On this particular occasion, I had left my rifle in camp and was dragging a large acacia branch – discarded by an elephant some weeks before – through the bush and back towards my vehicle when something in the corner of my eye caught my attention.
Looking up, my gaze was met by that of a male black rhino standing no more than 20 metres away, his enormous horn held aloft, nostrils flaring as he tried to find my scent on the hot, dry breeze. It was one of those surreal moments when a thousand thoughts suddenly converge at once, leaving one’s mind in a fog of helpless indecision. I knew that I needed to act fast, but I couldn’t – I was glued to the spot, my fingers still wrapped tightly around that acacia branch.
After a few very long seconds, the rhino located my scent and took a few purposeful steps in my direction. With an electric surge of adrenaline, every fibre in my body pulsed and, entirely involuntarily, I started to run as fast as I could towards my vehicle as the rhino gave charge.
I have no recollection of clawing my way up that tree, but I do vividly remember the blissful moment when I realised that I was still in one piece. Clinging to that branch some three metres above the ground, my face pressed hard against my knuckles, the sharp scent of red ivory sap filling my nostrils, I remember feeling sorry for that majestic animal.

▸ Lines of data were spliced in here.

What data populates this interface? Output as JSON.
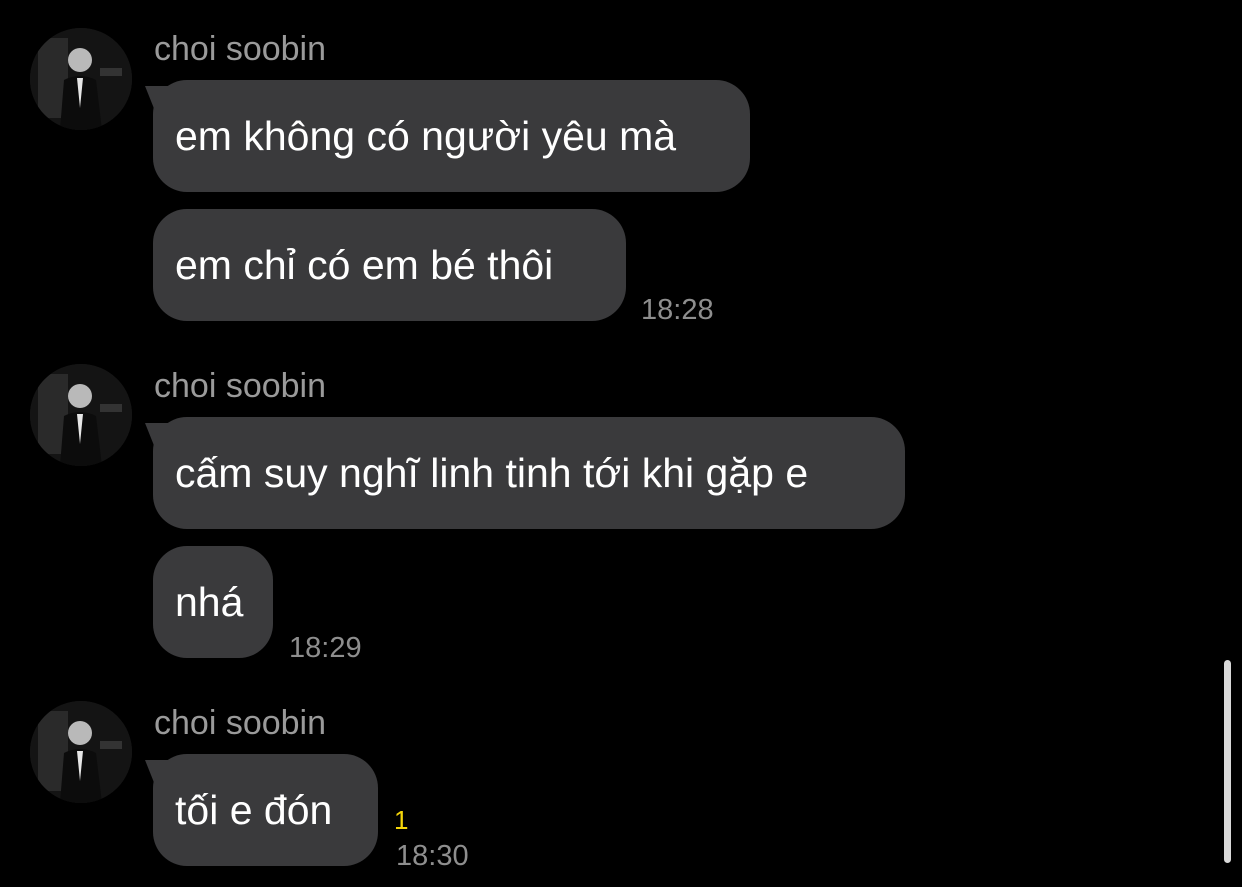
{
  "messages": [
    {
      "sender": "choi soobin",
      "avatar_icon": "profile-photo-avatar",
      "bubbles": [
        "em không có người yêu mà",
        "em chỉ có em bé thôi"
      ],
      "time": "18:28"
    },
    {
      "sender": "choi soobin",
      "avatar_icon": "profile-photo-avatar",
      "bubbles": [
        "cấm suy nghĩ linh tinh tới khi gặp e",
        "nhá"
      ],
      "time": "18:29"
    },
    {
      "sender": "choi soobin",
      "avatar_icon": "profile-photo-avatar",
      "bubbles": [
        "tối e đón"
      ],
      "unread": "1",
      "time": "18:30"
    }
  ],
  "colors": {
    "background": "#000000",
    "bubble": "#3a3a3c",
    "unread": "#f5d60a"
  }
}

I was in his territory, he was clearly distressed by my presence and, for the life of him, he couldn’t locate me. There was something pathetic about that. I desperately wanted to leave him in peace, but I couldn’t. I wanted to explain that I meant no harm, but for the next few minutes, all I could do was look on as he just stood there.
Over the past 20 years, I have had a number of encounters with rhinos – thankfully, mainly with the larger and far more docile white variety – and on each occasion, I have always been left with the overwhelming sense that, despite their imposing size and formidable armoury, they need our help. And right now, nothing could be truer, for Southern Africa is once again in the midst of a rhino poaching epidemic. And this time, it’s different.